A visit like no other, an anniversary to savour
Fifty years ago, at 7.50pm on Wednesday June 26th, United States Air Force One touched down at Dublin Airport, after a two hour flight from Berlin.
On board was John Fitzgerald Kennedy, the 35th president of the United States.
In 'JFK Stories', our special commemorative two-part magazine series, we chronicle the landmark State visit to Ireland and its lasting aftermath. We are honoured to include special contributions from political leaders in Ireland and the United States.
On these pages, the US Secretary of State Mr John F Kerry offers his special assessment on the anniversary of President Kennedy's visit.
In Part Two on Monday, Taoiseach Enda Kenny writes that "President Kennedy, through his words and encouragement, in effect shifted the national psyche, convincing us that Ireland, though small, still had a capacity for greatness and the ability to play a meaningful role on the world stage."
That impact is explored in these pages as we look at how in four action-packed days, President Kennedy embarked on what would become an exceptionally familial, intimate Irish adventure.
Everywhere he went, ecstatic crowds greeted him and watched his every move. He was profoundly moved by the different experiences.
They were truly momentous days and the visit gave Ireland, weary from prolonged emigration and seemingly drab prospects, an injection of much-needed excitement.
In Dublin, the itinerary included laying a wreath to the 1916 dead at Arbour Hill and attending a chaotic garden party at Aras an Uachtarain.
But the highlight for many was a stirring, stunning speech to both houses of the Oireachtas at Leinster House.
In Part One, we give you the speech in full while in Part Two, historians have a deeper look and analyse its messaages.
JFK had been to Ireland before - in 1947 - to see the Dunganstown, Co Wexford homestead of his great-grandfather Patrick, a cooper who in 1835 emigrated from New Ross to Boston.
In 1963, as president, he was returning to Wexford, and the welcome he got was something that would deeply move him and his family. He also visited Cork, Galway and Limerick.
At the heart of 'JFK Stories' are the memories of those who were there in these places; the children who met and performed for him, the people who helped organise the events and the men and women who were on hand to record the trip.
We hope you enjoy their stories.
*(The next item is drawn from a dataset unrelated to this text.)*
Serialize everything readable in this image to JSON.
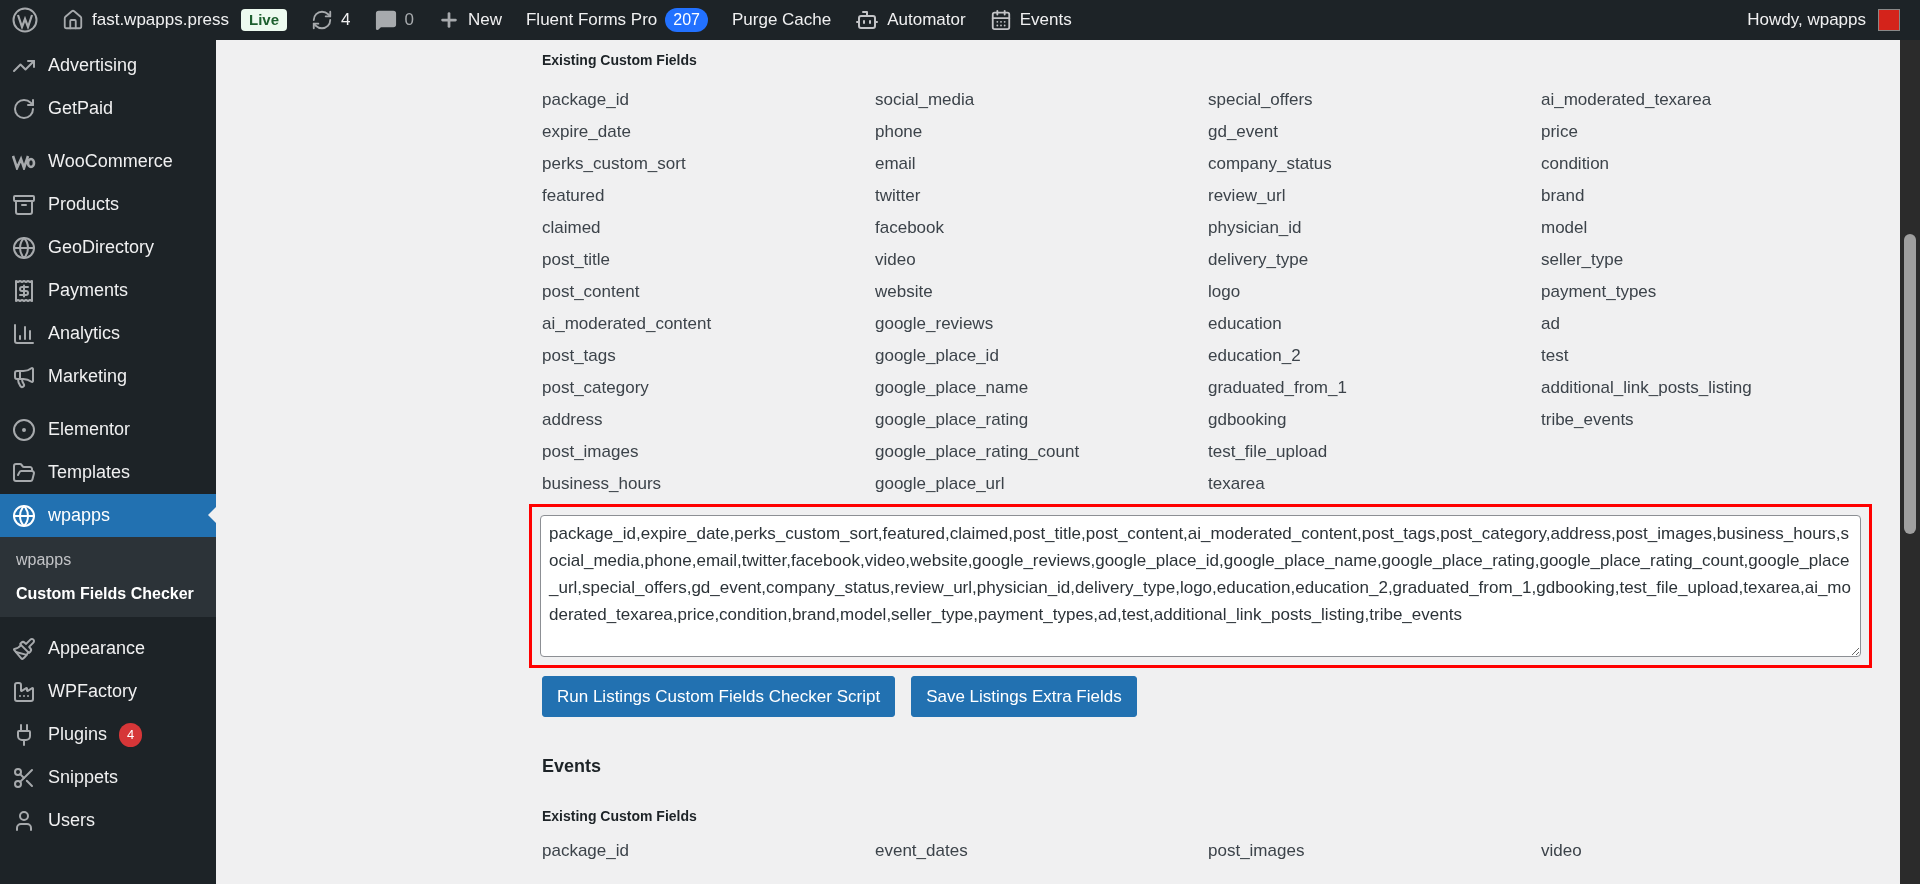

We also hear from JFK in Ireland author Ryan Tubridy and go inside the secret state files on the the 1963 visit with Dr Michael Kennedy of the Royal Irish Academy.
In Part Two, enjoy a wealth of extra material for the classroom. We hope students and teachers find 'JFK Stories' a useful educational aid.